I will never forget attending the peace talks in a huge air-conditioned tent set up at Ein Evrona, where it took me a couple of minutes to realize that I could simply walk around the table, from the Israeli side, and ask Jordanian participants questions.
I later attended the signing of the peace treaty – far more festive than the ceremony at which the Oslo Accords were initialed.
I traveled to the Hashemite kingdom on several occasions, enjoying in particular the thrill of crossing the Jordan River, on foot, at the Allenby Bridge. I met Abdullah’s father, King Hussein, on so many of these trips that I could routinely recite the blessing on seeing a monarch, shenatan m’kvodo l’vasar v’dam (who has given from His glory to flesh and blood). I still dine out on the story of my supper in the palace.
The last time I saw King Hussein, shortly before he died, he came up to me in the crowd of reporters and greeted me, in Arabic, “Marhaba.” I will never know whether he recognized me or whether it was just that way he had of making everyone feel special and welcome.
I know that as an Israeli I felt safe there, even on the trip where by misadventure I was lost in Amman without a passport.
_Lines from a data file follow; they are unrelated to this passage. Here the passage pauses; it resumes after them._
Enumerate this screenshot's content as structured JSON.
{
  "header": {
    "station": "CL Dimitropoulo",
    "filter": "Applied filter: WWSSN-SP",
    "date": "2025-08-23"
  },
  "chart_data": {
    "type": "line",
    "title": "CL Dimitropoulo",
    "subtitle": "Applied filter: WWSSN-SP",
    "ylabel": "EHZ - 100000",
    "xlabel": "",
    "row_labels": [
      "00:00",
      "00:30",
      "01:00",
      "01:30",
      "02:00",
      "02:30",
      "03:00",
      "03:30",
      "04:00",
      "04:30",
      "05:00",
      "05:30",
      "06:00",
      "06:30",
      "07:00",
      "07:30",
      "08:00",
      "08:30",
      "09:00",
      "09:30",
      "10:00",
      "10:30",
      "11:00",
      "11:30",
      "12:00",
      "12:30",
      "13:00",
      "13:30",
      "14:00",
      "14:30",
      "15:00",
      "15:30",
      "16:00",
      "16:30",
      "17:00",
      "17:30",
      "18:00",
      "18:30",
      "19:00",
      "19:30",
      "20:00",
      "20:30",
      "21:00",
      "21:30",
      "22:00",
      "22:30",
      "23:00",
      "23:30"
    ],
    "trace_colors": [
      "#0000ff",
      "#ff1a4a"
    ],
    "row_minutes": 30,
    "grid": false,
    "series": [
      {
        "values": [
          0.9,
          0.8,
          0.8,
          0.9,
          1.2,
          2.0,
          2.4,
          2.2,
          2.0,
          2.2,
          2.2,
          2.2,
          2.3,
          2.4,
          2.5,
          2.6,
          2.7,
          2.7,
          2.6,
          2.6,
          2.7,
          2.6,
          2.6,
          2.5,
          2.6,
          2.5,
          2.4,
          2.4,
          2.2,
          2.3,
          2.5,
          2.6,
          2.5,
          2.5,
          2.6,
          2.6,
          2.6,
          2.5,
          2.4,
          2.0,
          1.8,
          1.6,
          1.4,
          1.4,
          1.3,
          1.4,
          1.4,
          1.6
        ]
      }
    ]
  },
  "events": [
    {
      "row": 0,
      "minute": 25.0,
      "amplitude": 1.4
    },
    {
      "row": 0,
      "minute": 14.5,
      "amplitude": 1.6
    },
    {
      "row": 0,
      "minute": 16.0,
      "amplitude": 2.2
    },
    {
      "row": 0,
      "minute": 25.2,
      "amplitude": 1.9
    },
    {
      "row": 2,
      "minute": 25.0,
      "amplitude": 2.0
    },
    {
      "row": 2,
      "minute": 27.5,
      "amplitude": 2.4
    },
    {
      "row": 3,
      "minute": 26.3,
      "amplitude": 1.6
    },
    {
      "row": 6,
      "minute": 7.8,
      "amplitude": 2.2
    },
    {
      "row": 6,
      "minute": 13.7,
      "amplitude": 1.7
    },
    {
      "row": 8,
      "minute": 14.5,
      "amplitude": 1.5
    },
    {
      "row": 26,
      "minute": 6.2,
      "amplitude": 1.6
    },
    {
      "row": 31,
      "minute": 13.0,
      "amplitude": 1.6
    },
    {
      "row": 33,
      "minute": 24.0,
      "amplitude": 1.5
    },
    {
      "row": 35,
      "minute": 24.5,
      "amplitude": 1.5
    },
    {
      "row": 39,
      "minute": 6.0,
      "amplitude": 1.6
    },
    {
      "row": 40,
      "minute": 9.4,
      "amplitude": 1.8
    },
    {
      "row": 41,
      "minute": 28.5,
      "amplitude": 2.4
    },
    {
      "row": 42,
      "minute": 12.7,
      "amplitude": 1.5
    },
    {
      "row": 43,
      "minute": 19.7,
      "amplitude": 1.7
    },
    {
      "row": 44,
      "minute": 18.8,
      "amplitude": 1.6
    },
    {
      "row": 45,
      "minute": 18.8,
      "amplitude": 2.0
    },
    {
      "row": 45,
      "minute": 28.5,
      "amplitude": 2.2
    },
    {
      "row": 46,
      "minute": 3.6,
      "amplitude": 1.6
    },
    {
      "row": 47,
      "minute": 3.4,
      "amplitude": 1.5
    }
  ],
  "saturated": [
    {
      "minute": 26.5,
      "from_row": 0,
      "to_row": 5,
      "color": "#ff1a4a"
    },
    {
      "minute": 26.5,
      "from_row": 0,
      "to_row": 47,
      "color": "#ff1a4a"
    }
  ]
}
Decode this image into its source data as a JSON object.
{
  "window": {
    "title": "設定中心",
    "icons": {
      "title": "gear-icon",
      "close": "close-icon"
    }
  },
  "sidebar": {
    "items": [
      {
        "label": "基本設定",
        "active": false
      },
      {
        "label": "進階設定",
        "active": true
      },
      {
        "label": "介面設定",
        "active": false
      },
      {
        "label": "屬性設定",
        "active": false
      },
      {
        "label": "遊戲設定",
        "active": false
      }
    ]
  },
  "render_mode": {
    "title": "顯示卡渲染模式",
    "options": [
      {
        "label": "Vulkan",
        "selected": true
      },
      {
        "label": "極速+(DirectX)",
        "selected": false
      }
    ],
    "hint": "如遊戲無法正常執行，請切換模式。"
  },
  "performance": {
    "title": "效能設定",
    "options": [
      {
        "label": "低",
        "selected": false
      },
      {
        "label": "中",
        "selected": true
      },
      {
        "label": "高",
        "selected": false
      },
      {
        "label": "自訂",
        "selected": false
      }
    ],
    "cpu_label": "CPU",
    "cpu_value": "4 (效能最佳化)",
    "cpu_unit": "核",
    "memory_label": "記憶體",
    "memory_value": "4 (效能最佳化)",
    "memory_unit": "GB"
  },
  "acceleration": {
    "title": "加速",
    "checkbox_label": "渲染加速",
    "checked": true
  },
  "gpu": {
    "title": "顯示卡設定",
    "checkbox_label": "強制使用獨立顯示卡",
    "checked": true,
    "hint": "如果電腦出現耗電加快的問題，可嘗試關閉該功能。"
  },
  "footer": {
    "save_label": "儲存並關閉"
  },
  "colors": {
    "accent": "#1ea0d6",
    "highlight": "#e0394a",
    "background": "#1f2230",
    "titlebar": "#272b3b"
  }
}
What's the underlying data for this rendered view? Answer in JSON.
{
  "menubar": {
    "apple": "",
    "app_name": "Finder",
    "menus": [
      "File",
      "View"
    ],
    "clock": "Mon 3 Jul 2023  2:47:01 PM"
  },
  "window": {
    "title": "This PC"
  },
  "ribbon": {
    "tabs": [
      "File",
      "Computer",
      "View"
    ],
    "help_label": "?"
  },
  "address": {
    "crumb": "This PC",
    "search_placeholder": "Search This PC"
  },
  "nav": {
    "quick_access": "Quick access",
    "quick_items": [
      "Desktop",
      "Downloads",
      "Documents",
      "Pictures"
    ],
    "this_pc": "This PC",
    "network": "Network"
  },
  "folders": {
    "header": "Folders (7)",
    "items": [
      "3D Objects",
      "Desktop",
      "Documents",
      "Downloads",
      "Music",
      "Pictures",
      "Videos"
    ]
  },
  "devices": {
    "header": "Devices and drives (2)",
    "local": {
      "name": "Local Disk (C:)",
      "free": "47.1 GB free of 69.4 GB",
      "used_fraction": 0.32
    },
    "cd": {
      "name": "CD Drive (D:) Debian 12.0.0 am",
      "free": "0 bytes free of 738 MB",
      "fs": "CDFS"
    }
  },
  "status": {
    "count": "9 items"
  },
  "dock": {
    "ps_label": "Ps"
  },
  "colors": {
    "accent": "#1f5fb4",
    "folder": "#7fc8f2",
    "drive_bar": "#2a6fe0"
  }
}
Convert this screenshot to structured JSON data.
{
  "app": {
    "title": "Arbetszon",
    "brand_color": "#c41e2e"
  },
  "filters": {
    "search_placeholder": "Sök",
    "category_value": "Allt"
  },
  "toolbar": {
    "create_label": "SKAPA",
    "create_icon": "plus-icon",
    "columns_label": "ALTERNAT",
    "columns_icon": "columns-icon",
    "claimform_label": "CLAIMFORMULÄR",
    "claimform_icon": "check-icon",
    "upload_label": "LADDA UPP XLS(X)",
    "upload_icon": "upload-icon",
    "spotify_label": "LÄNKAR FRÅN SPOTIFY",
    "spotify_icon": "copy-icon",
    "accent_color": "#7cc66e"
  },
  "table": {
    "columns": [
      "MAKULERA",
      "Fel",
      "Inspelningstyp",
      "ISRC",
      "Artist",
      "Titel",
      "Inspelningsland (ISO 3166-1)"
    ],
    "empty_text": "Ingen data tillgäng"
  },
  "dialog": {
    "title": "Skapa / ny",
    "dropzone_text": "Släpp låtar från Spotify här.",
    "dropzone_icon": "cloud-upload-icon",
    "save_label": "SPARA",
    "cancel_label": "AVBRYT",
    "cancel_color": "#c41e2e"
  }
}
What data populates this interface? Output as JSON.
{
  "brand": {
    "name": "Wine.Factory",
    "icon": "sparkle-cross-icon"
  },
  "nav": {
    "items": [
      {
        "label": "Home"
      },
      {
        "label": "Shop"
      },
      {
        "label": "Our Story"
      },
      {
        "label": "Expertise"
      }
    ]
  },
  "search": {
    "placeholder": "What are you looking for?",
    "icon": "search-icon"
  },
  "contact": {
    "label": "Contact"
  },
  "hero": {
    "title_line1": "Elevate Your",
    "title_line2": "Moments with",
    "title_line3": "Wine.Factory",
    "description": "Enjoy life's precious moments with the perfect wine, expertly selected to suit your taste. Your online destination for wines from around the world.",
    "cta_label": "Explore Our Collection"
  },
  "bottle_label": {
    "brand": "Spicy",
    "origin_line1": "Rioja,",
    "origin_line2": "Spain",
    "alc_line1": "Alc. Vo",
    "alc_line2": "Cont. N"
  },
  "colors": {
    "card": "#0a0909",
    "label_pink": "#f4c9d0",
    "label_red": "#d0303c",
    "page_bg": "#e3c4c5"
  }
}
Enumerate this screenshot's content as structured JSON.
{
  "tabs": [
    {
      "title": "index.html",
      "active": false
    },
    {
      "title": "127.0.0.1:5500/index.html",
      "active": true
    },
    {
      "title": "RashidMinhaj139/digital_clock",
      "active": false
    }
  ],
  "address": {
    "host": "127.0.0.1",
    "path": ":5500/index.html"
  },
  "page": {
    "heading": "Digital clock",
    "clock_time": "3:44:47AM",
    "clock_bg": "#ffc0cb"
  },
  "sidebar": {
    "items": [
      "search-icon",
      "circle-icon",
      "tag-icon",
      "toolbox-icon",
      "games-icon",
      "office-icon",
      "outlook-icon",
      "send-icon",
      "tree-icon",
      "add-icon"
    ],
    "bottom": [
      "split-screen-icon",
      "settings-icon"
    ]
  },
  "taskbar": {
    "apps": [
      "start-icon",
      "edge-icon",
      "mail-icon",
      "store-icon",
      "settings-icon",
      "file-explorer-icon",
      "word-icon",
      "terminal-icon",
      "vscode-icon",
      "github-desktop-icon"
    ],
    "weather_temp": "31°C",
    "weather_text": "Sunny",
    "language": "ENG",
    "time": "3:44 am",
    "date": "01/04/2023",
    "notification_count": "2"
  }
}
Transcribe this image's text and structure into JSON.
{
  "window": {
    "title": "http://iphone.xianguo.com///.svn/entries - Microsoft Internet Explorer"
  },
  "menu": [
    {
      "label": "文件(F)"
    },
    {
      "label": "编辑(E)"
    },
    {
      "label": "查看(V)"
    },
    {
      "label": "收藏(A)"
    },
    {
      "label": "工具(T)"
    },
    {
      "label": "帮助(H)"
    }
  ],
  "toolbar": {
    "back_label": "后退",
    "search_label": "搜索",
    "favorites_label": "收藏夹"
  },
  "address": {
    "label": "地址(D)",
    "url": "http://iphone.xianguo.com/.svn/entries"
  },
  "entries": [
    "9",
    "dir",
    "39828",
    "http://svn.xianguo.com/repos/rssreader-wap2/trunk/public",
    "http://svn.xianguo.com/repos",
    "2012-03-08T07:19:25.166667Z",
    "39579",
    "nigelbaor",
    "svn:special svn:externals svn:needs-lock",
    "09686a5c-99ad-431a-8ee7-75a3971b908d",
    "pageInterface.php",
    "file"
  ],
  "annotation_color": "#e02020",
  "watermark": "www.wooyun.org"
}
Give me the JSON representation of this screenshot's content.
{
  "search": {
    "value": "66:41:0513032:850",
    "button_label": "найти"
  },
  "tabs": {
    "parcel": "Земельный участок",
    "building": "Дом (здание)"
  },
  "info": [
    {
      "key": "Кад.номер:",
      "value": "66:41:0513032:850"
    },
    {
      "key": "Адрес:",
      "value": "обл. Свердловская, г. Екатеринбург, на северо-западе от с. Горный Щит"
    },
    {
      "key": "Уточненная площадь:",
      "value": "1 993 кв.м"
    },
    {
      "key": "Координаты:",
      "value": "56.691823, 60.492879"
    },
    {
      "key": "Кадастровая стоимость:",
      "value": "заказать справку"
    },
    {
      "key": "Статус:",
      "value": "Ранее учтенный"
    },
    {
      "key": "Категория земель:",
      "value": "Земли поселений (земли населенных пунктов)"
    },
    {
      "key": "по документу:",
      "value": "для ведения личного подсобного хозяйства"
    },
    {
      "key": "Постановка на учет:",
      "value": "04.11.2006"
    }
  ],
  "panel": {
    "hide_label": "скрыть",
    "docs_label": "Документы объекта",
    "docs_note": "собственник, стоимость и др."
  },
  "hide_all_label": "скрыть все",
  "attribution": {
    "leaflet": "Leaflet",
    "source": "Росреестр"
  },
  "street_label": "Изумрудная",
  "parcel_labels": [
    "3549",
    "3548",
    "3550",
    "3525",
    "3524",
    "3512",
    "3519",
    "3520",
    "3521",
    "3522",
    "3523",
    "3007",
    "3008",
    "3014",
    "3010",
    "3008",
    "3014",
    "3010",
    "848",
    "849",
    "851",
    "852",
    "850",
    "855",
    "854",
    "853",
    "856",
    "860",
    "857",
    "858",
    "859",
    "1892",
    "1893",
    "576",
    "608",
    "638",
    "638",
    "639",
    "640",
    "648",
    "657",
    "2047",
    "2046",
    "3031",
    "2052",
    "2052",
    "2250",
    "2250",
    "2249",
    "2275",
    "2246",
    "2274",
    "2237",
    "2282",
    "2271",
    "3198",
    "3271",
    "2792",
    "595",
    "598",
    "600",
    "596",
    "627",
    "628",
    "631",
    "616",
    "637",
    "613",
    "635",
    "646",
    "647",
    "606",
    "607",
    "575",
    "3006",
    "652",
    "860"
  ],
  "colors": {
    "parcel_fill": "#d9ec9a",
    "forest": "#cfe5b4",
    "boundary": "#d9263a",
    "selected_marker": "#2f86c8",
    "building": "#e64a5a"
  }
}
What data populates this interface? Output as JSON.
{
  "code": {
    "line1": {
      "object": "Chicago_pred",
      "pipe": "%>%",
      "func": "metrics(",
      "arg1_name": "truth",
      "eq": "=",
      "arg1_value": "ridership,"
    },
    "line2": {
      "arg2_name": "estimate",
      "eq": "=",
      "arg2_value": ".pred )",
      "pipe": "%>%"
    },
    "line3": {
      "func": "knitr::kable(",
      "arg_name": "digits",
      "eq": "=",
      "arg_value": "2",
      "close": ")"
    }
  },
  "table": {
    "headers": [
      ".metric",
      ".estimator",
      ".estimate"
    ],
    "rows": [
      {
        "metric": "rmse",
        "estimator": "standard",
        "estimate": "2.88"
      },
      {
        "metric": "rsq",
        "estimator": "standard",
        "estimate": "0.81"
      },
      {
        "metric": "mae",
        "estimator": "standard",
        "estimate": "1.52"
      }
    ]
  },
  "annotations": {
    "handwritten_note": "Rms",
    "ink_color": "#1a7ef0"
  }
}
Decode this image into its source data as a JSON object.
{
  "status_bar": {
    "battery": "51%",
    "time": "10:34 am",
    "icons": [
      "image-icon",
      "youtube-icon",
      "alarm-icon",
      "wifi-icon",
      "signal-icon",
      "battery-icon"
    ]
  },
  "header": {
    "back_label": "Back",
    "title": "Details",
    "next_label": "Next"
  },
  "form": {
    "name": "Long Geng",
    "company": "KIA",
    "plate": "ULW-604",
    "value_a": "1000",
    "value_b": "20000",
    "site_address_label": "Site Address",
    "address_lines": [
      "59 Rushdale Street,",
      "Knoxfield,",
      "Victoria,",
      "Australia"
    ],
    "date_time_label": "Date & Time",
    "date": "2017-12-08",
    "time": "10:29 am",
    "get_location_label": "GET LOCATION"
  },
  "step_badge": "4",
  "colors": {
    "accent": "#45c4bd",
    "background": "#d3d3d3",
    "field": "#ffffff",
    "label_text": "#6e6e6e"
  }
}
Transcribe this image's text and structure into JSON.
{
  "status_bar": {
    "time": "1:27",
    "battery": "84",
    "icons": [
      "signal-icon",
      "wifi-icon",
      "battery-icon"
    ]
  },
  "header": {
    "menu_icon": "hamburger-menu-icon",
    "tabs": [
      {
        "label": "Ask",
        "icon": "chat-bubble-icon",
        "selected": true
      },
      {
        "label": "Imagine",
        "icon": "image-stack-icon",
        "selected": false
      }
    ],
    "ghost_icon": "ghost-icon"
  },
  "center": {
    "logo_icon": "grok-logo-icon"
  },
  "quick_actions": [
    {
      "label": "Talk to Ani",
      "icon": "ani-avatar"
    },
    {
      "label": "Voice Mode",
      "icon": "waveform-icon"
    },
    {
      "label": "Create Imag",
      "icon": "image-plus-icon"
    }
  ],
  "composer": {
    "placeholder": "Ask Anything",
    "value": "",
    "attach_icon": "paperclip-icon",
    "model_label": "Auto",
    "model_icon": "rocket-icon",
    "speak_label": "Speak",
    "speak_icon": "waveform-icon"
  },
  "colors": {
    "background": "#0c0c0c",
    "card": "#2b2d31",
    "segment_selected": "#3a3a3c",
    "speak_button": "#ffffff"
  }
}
And when the king gave his word that he would guarantee the safety of a parliamentary delegation I was accompanying, I trusted him.
When King Hussein, or his brother and then heir-apparent Prince Hassan, spoke of peace, I could identify with the vision. King Hussein spoke in his warm tones, Prince Hassan in a far more down-to-earth manner. Both seemed to say the peace needed to be worked on, but it existed.
I didn’t get to met King Abdullah on his ascension to the throne although I traveled with Binyamin Netanyahu’s entourage. It was during his first term as prime minister, February 28, 1999.
Waiting for the meeting, the Israel Radio reporter called Jerusalem and we discovered that veteran correspondent Ilan Ro’eh had been killed in Lebanon, accompanying Brig.-Gen. Erez Gerstein, who also died along with his driver and radio operator.
What followed assumed that strange state of clarity and haziness that follows the shock of bereavement. I clearly remember palace staff bringing me a glass of water and helping me sit down. And I have another strong memory: Someone, I think a radio technician, needed a quorum to say the memorial prayer for a parent. So the Israeli press delegation, religious and secular alike, stood on the palace steps, turned to face Jerusalem – as Jews have done in prayer for millennia – and as one responded to Kaddish.
A year later, Israel pulled out of southern Lebanon, and not by chance the intifada broke out. More dead. More prayers. Missiles fell on Jerusalem (yes, Gilo is in Jerusalem).
Later, the IDF – and all the Jewish communities – left Gaza, too. More missiles. More dead and wounded. And, not coincidentally, Hizbullah launched a war on Israel from the area that the IDF had left, six years previously.
And now, instead of blasting Syria for arming Hizbullah with Scuds, the Jordanian monarch seems to be saying: You’ll have brought these missiles on yourselves if you don’t agree to trying another peace on our terms.
Last week, Jordan’s Queen Rania declared an initiative to improveeducation in Jerusalem schools under Wakf control, stating, accordingto a Jordan Times report: “Today, Jerusalem occupies the news headlinesand tops the agendas of summits just as it always has... It will becomemore Israeli every day if we don’t support its Palestinian identitystarting today.”
Well I have news for you, your highness: Jerusalem didn’t always topagendas and summits, or even have a Palestinian identity. Certainly notduring the 19 years Jordan had control there. And this only ended whenKing Hussein decided to join in the armed effort against the Jewishstate in 1967.
But you are welcome to come visit the holy places, something Jews couldnot do under Jordanian control, and your husband is invited to visitthe Post’s editorial board.
As your late father-in-law might have said: “Ahlan wasahlan.”
May you come in peace.